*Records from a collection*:

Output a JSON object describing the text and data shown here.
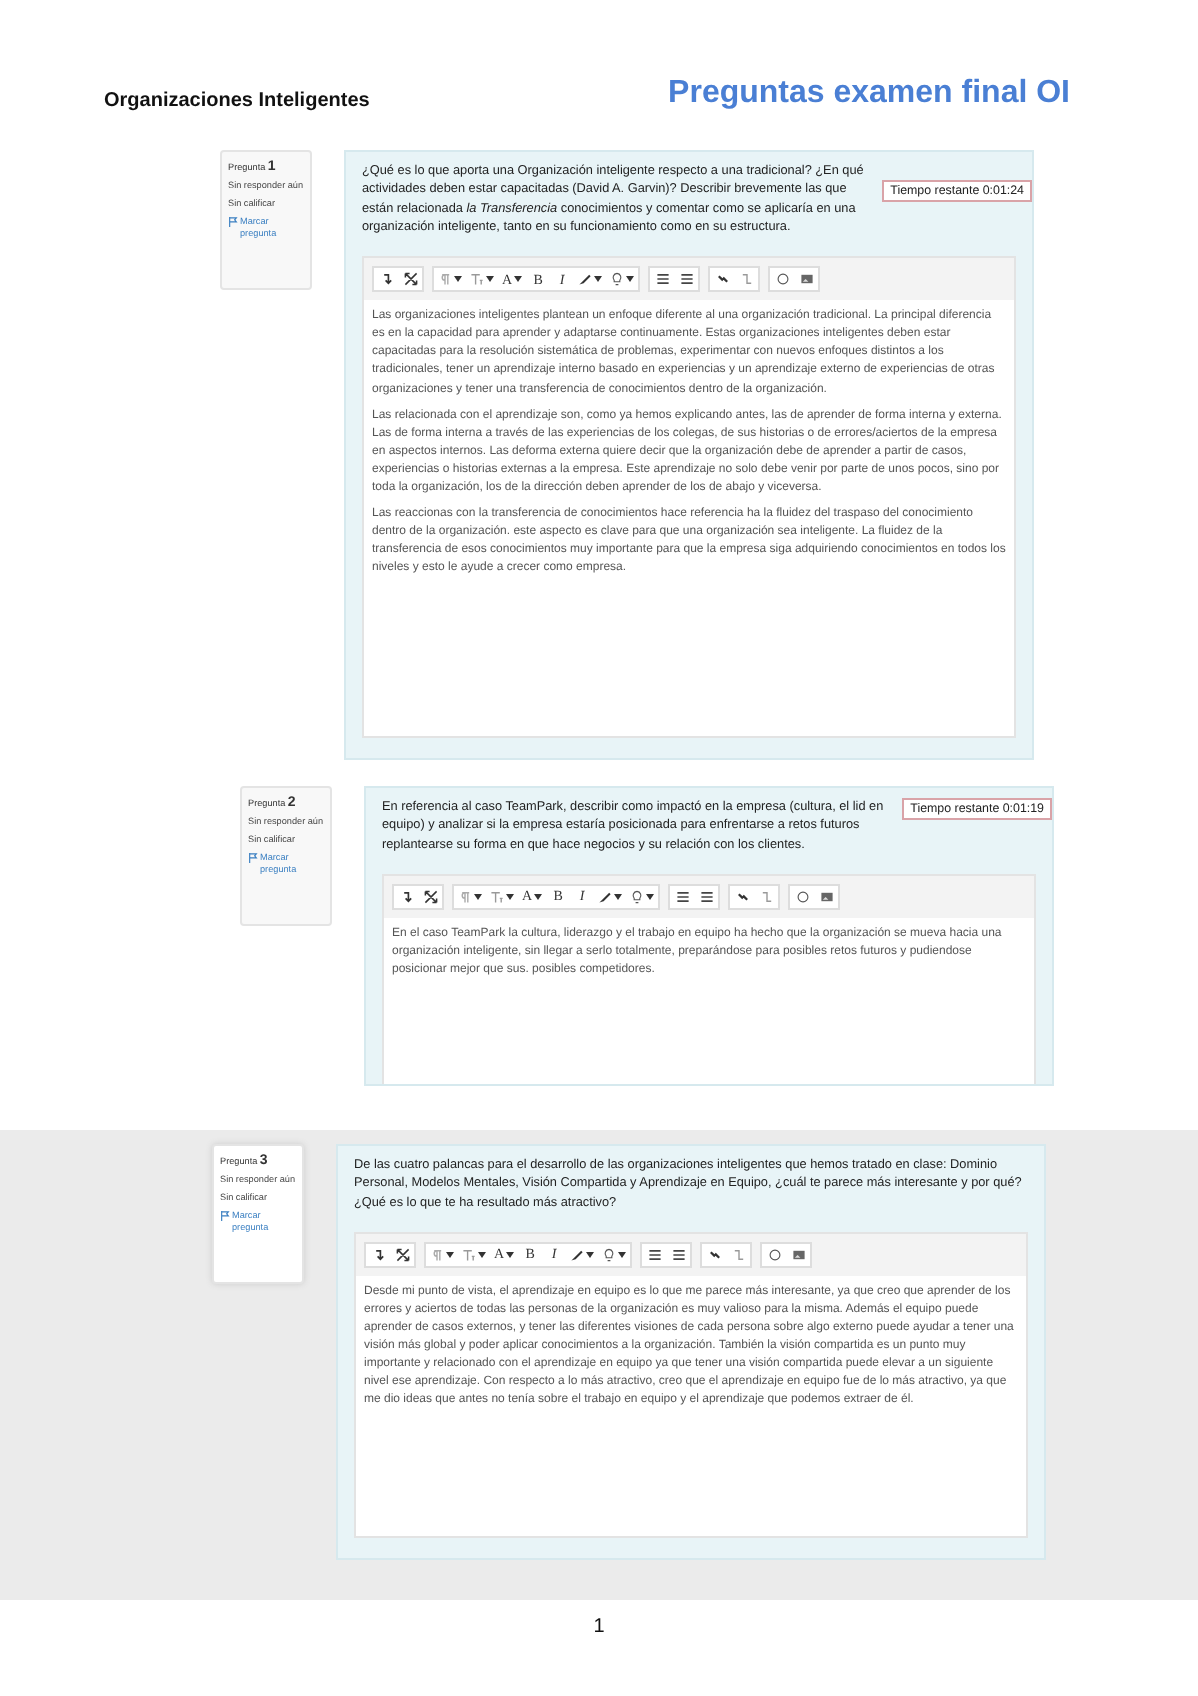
{
  "header": {
    "course": "Organizaciones Inteligentes",
    "title": "Preguntas examen final OI"
  },
  "questions": [
    {
      "label": "Pregunta",
      "number": "1",
      "status": "Sin responder aún",
      "grade": "Sin calificar",
      "flag": "Marcar pregunta",
      "timer": "Tiempo restante 0:01:24",
      "shaded": false,
      "text": "¿Qué es lo que aporta una Organización inteligente respecto a una tradicional? ¿En qué actividades deben estar capacitadas (David A. Garvin)? Describir brevemente las que están relacionada *la Transferencia* conocimientos y comentar como se aplicaría en una organización inteligente, tanto en su funcionamiento como en su estructura.",
      "toolbar": [
        [
          {
            "kind": "undo"
          },
          {
            "kind": "expand"
          }
        ],
        [
          {
            "kind": "para",
            "dropdown": true
          },
          {
            "kind": "size",
            "dropdown": true
          },
          {
            "kind": "font",
            "label": "A",
            "dropdown": true
          },
          {
            "kind": "bold",
            "label": "B"
          },
          {
            "kind": "italic",
            "label": "I"
          },
          {
            "kind": "pen",
            "dropdown": true
          },
          {
            "kind": "bulb",
            "dropdown": true
          }
        ],
        [
          {
            "kind": "ul"
          },
          {
            "kind": "ol"
          }
        ],
        [
          {
            "kind": "link"
          },
          {
            "kind": "unlink"
          }
        ],
        [
          {
            "kind": "emoji"
          },
          {
            "kind": "image"
          }
        ]
      ],
      "answer": [
        "Las organizaciones inteligentes plantean un enfoque diferente al una organización tradicional. La principal diferencia es en la capacidad para aprender y adaptarse continuamente. Estas organizaciones inteligentes deben estar capacitadas para la resolución sistemática de problemas, experimentar con nuevos enfoques distintos a los tradicionales, tener un aprendizaje interno basado en experiencias y un aprendizaje externo de  experiencias de otras organizaciones y tener una transferencia de conocimientos dentro de la organización.",
        "Las relacionada con el aprendizaje son, como ya hemos explicando antes, las de aprender de forma interna y externa. Las de forma interna a través de las experiencias de los colegas, de sus historias o de errores/aciertos de la empresa en aspectos internos. Las deforma externa quiere decir que la organización debe de aprender a partir de casos, experiencias o historias externas a la empresa. Este aprendizaje no solo debe venir por parte de unos pocos, sino por toda la organización, los de la dirección deben aprender de los de abajo y viceversa.",
        "Las reaccionas con la transferencia de conocimientos hace referencia ha la fluidez del traspaso del conocimiento dentro de la organización. este aspecto es clave para que una organización sea inteligente. La fluidez de la transferencia de esos conocimientos muy importante para que la empresa siga adquiriendo conocimientos en todos los niveles y esto le ayude a crecer como empresa."
      ]
    },
    {
      "label": "Pregunta",
      "number": "2",
      "status": "Sin responder aún",
      "grade": "Sin calificar",
      "flag": "Marcar pregunta",
      "timer": "Tiempo restante 0:01:19",
      "shaded": false,
      "text": "En referencia al caso TeamPark, describir como impactó en la  empresa (cultura, el lid en equipo) y analizar si la empresa estaría posicionada para enfrentarse a retos futuros replantearse su forma en que hace negocios y su relación con los clientes.",
      "toolbar": [
        [
          {
            "kind": "undo"
          },
          {
            "kind": "expand"
          }
        ],
        [
          {
            "kind": "para",
            "dropdown": true
          },
          {
            "kind": "size",
            "dropdown": true
          },
          {
            "kind": "font",
            "label": "A",
            "dropdown": true
          },
          {
            "kind": "bold",
            "label": "B"
          },
          {
            "kind": "italic",
            "label": "I"
          },
          {
            "kind": "pen",
            "dropdown": true
          },
          {
            "kind": "bulb",
            "dropdown": true
          }
        ],
        [
          {
            "kind": "ul"
          },
          {
            "kind": "ol"
          }
        ],
        [
          {
            "kind": "link"
          },
          {
            "kind": "unlink"
          }
        ],
        [
          {
            "kind": "emoji"
          },
          {
            "kind": "image"
          }
        ]
      ],
      "answer": [
        "En el caso TeamPark la cultura, liderazgo y el trabajo en equipo ha hecho que la organización se mueva hacia una organización inteligente, sin llegar a serlo totalmente, preparándose para posibles retos futuros y pudiendose posicionar mejor que sus. posibles competidores."
      ]
    },
    {
      "label": "Pregunta",
      "number": "3",
      "status": "Sin responder aún",
      "grade": "Sin calificar",
      "flag": "Marcar pregunta",
      "shaded": true,
      "text": "De las cuatro palancas para el desarrollo de las organizaciones inteligentes que hemos tratado en clase: Dominio Personal, Modelos Mentales, Visión Compartida y Aprendizaje en Equipo, ¿cuál te parece más interesante y por qué? ¿Qué es lo que te ha resultado más atractivo?",
      "toolbar": [
        [
          {
            "kind": "undo"
          },
          {
            "kind": "expand"
          }
        ],
        [
          {
            "kind": "para",
            "dropdown": true
          },
          {
            "kind": "size",
            "dropdown": true
          },
          {
            "kind": "font",
            "label": "A",
            "dropdown": true
          },
          {
            "kind": "bold",
            "label": "B"
          },
          {
            "kind": "italic",
            "label": "I"
          },
          {
            "kind": "pen",
            "dropdown": true
          },
          {
            "kind": "bulb",
            "dropdown": true
          }
        ],
        [
          {
            "kind": "ul"
          },
          {
            "kind": "ol"
          }
        ],
        [
          {
            "kind": "link"
          },
          {
            "kind": "unlink"
          }
        ],
        [
          {
            "kind": "emoji"
          },
          {
            "kind": "image"
          }
        ]
      ],
      "answer": [
        "Desde mi punto de vista, el aprendizaje en equipo es lo que me parece más interesante, ya que creo que aprender de los errores y aciertos de todas las personas de la organización es muy valioso para la misma. Además el equipo puede aprender de casos externos, y tener las diferentes visiones de cada persona sobre algo externo puede ayudar a tener una visión más global y poder aplicar conocimientos a la organización. También la visión compartida es un punto muy importante y relacionado con el aprendizaje en equipo ya que tener una visión compartida puede elevar a un siguiente nivel ese aprendizaje. Con respecto a lo más atractivo, creo que el aprendizaje en equipo fue de lo más atractivo, ya que me dio ideas que antes no tenía sobre el trabajo en equipo y el aprendizaje que podemos extraer de él."
      ]
    }
  ],
  "page_number": "1"
}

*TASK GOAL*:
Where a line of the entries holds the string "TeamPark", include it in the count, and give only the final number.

*YOUR RESPONSE*:
2